“If you take the blood sample of our people and carry out a toxicology test, you will be surprised at what you see, from 1958 till now, we have borne the brunt of providing revenue to the whole nation, we are happy to do so, but the side effects are injurious. It is imperative for the clean-up to begin in Ogoniland, in all of these, this is where the oil production started, gas flaring started here, we witness pollution activities everyday, even today as we speak.”

The Optimism

The Federal Ministry of Environment has initiated informal meetings with key stakeholders, including the Special Adviser in charge of Amnesty programme to ensure consideration and inclusiveness. Other stakeholders consulted include the traditional rulers in Ogoniland, international oil companies, state government and security agencies.

The consultation, according to the minister, will bring on board Memorandum of Understanding (MoU) that will provide a guarantee that clean-up areas will not be re-polluted. Also, modalities have been put in place for the pre-launch, launch and post launch for the successful implementation of the report, and awaiting final approval of the Federal Executive Council (FEC).

The minister explained that emergency measures for ensuring community access to potable drinking water, development of community engagement and communication plan as well as dispute resolution mechanism will be ensured.

“Preliminary activities will also commence on the establishment of the Integrated Contaminated Soil Management Centre. In the implementation of these plans and programmes, the government will ensure that the solution to our environmental challenges will provide tangible benefits to the people including employment of provision of basic services.”

The federal government, through Muhammed assured a cross section of Ogoni people including women and youths, who gathered at the Peace and Freedom Hall in Bori-Ogoni, that government intends to use the clean-up to jump start a sustainable livelihood agenda for the Niger Delta that is less dependent on oil.

Plea for Peace

Muhammed, while soliciting support and cooperation of stakeholders towards the implementation, urged all groups within the Ogoni communities to embrace peace. According to the minister, without an atmosphere of peace, there wouldn’t be a meaningful development and respect for human rights.

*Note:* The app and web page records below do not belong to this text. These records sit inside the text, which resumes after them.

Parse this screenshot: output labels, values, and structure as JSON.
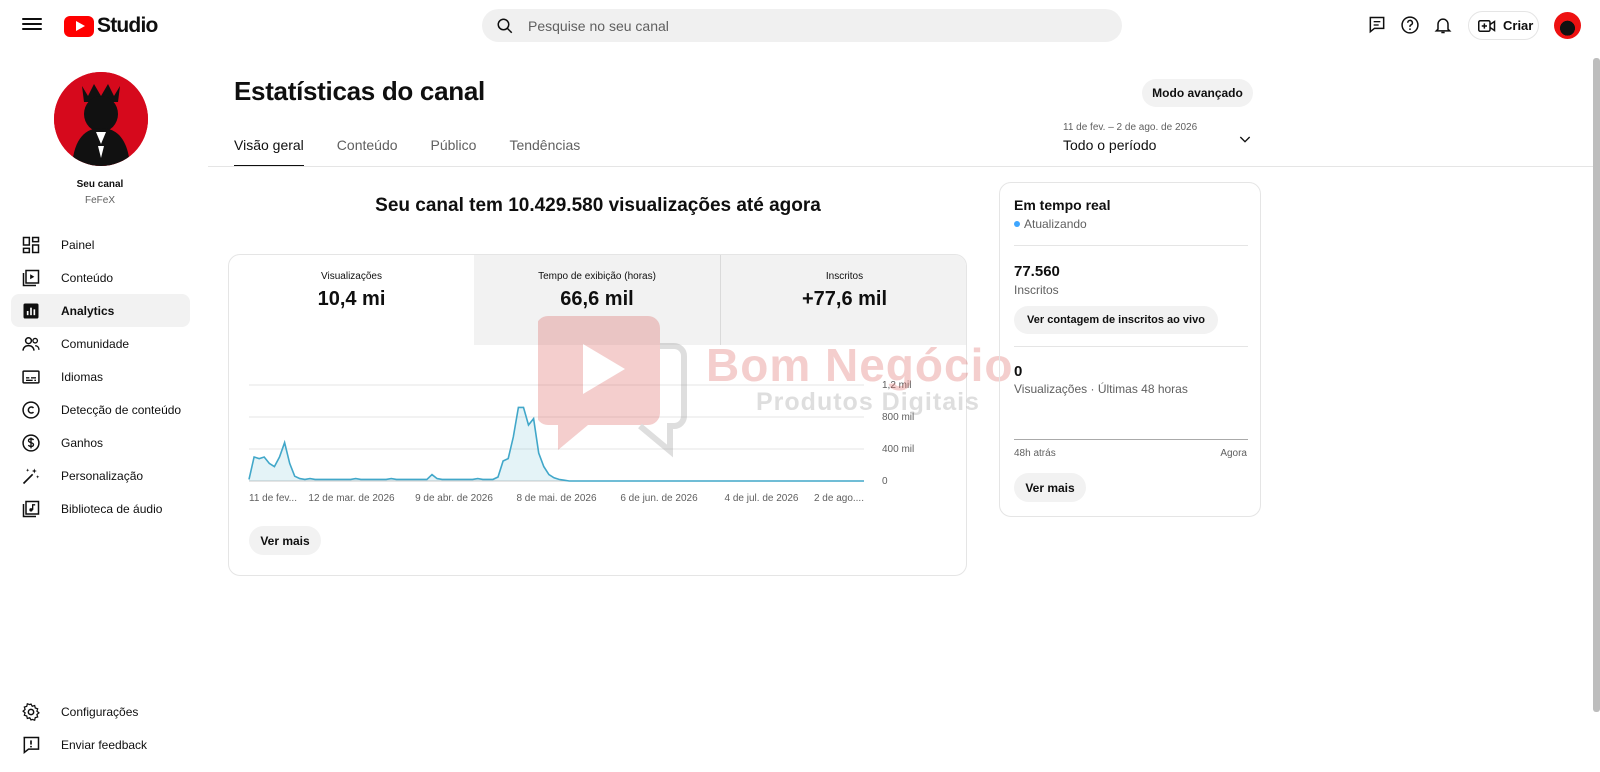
{
  "header": {
    "logo_text": "Studio",
    "search_placeholder": "Pesquise no seu canal",
    "create_label": "Criar"
  },
  "sidebar": {
    "channel_label": "Seu canal",
    "channel_name": "FeFeX",
    "items": [
      {
        "label": "Painel",
        "icon": "dashboard-icon"
      },
      {
        "label": "Conteúdo",
        "icon": "content-icon"
      },
      {
        "label": "Analytics",
        "icon": "analytics-icon",
        "active": true
      },
      {
        "label": "Comunidade",
        "icon": "community-icon"
      },
      {
        "label": "Idiomas",
        "icon": "subtitles-icon"
      },
      {
        "label": "Detecção de conteúdo",
        "icon": "copyright-icon"
      },
      {
        "label": "Ganhos",
        "icon": "dollar-icon"
      },
      {
        "label": "Personalização",
        "icon": "magic-wand-icon"
      },
      {
        "label": "Biblioteca de áudio",
        "icon": "audio-library-icon"
      }
    ],
    "bottom_items": [
      {
        "label": "Configurações",
        "icon": "gear-icon"
      },
      {
        "label": "Enviar feedback",
        "icon": "feedback-icon"
      }
    ]
  },
  "main": {
    "title": "Estatísticas do canal",
    "advanced_mode": "Modo avançado",
    "tabs": [
      "Visão geral",
      "Conteúdo",
      "Público",
      "Tendências"
    ],
    "active_tab": "Visão geral",
    "date_range": {
      "sub": "11 de fev. – 2 de ago. de 2026",
      "main": "Todo o período"
    },
    "headline": "Seu canal tem 10.429.580 visualizações até agora",
    "metrics": [
      {
        "label": "Visualizações",
        "value": "10,4 mi"
      },
      {
        "label": "Tempo de exibição (horas)",
        "value": "66,6 mil"
      },
      {
        "label": "Inscritos",
        "value": "+77,6 mil"
      }
    ],
    "see_more": "Ver mais"
  },
  "chart_data": {
    "type": "area",
    "series": [
      {
        "values": [
          0.02,
          0.3,
          0.28,
          0.3,
          0.22,
          0.18,
          0.3,
          0.48,
          0.22,
          0.06,
          0.03,
          0.02,
          0.03,
          0.02,
          0.02,
          0.02,
          0.02,
          0.02,
          0.02,
          0.02,
          0.02,
          0.03,
          0.02,
          0.02,
          0.02,
          0.02,
          0.02,
          0.02,
          0.03,
          0.02,
          0.02,
          0.02,
          0.02,
          0.02,
          0.02,
          0.02,
          0.08,
          0.03,
          0.02,
          0.02,
          0.02,
          0.02,
          0.02,
          0.02,
          0.02,
          0.03,
          0.02,
          0.02,
          0.02,
          0.05,
          0.25,
          0.28,
          0.55,
          0.92,
          0.92,
          0.7,
          0.78,
          0.35,
          0.18,
          0.08,
          0.04,
          0.02,
          0.01,
          0,
          0,
          0,
          0,
          0,
          0,
          0,
          0,
          0,
          0,
          0,
          0,
          0,
          0,
          0,
          0,
          0,
          0,
          0,
          0,
          0,
          0,
          0,
          0,
          0,
          0,
          0,
          0,
          0,
          0,
          0,
          0,
          0,
          0,
          0,
          0,
          0,
          0,
          0,
          0,
          0,
          0,
          0,
          0,
          0,
          0,
          0,
          0,
          0,
          0,
          0,
          0,
          0,
          0,
          0,
          0,
          0,
          0,
          0
        ]
      }
    ],
    "x_ticks": [
      "11 de fev...",
      "12 de mar. de 2026",
      "9 de abr. de 2026",
      "8 de mai. de 2026",
      "6 de jun. de 2026",
      "4 de jul. de 2026",
      "2 de ago...."
    ],
    "y_ticks": [
      "1,2 mil",
      "800 mil",
      "400 mil",
      "0"
    ],
    "ylim": [
      0,
      1.2
    ],
    "grid": true,
    "color": "#41a7c9"
  },
  "realtime": {
    "title": "Em tempo real",
    "status": "Atualizando",
    "subscribers": "77.560",
    "subscribers_label": "Inscritos",
    "live_button": "Ver contagem de inscritos ao vivo",
    "views": "0",
    "views_label": "Visualizações · Últimas 48 horas",
    "axis_left": "48h atrás",
    "axis_right": "Agora",
    "see_more": "Ver mais"
  },
  "watermark": {
    "line1": "Bom Negócio",
    "line2": "Produtos Digitais"
  }
}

“We underscore and plead that peace should be the watchword for everybody, peace is going to be key, the environment needs to unite. The environment does not belong to any one group than the other, without peace, there cannot be development and respect for human rights. We plead for cooperation in the clean-up of soil, water and air of Ogoni.”